__Exercise aim__: Search the material for "AlarmIn" and show all lines that contain it.

__Information provided__:
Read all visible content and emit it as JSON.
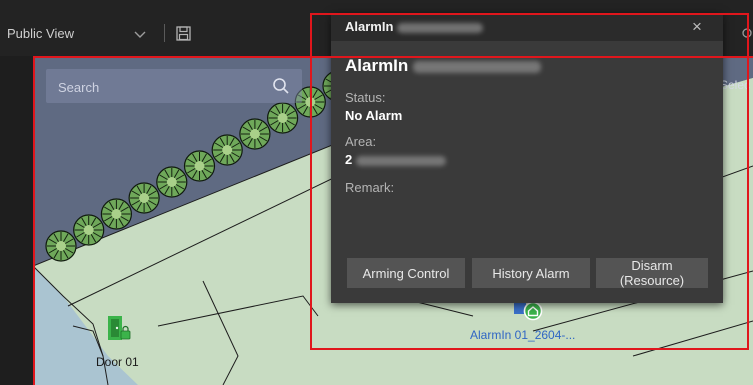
{
  "toolbar": {
    "view_name": "Public View",
    "view_dropdown_icon": "chevron-down-icon",
    "save_icon": "save-icon"
  },
  "map": {
    "search_placeholder": "Search",
    "search_icon": "search-icon",
    "select_hint": "Selec",
    "door": {
      "label": "Door 01",
      "icon": "door-icon"
    },
    "alarm_input": {
      "label": "AlarmIn 01_2604-...",
      "icon": "alarm-input-icon"
    }
  },
  "popup": {
    "header_title": "AlarmIn",
    "name": "AlarmIn",
    "status_label": "Status:",
    "status_value": "No Alarm",
    "area_label": "Area:",
    "area_value": "2",
    "remark_label": "Remark:",
    "close_label": "×",
    "buttons": {
      "arming_control": "Arming Control",
      "history_alarm": "History Alarm",
      "disarm": "Disarm (Resource)"
    }
  },
  "colors": {
    "highlight_frame": "#e0161c",
    "popup_bg": "#3a3a3a",
    "alarm_label": "#2f66c4",
    "door_icon": "#3bb34a"
  }
}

__Answer__:
      "label": "AlarmIn 01_2604-...",
    "header_title": "AlarmIn",
    "name": "AlarmIn",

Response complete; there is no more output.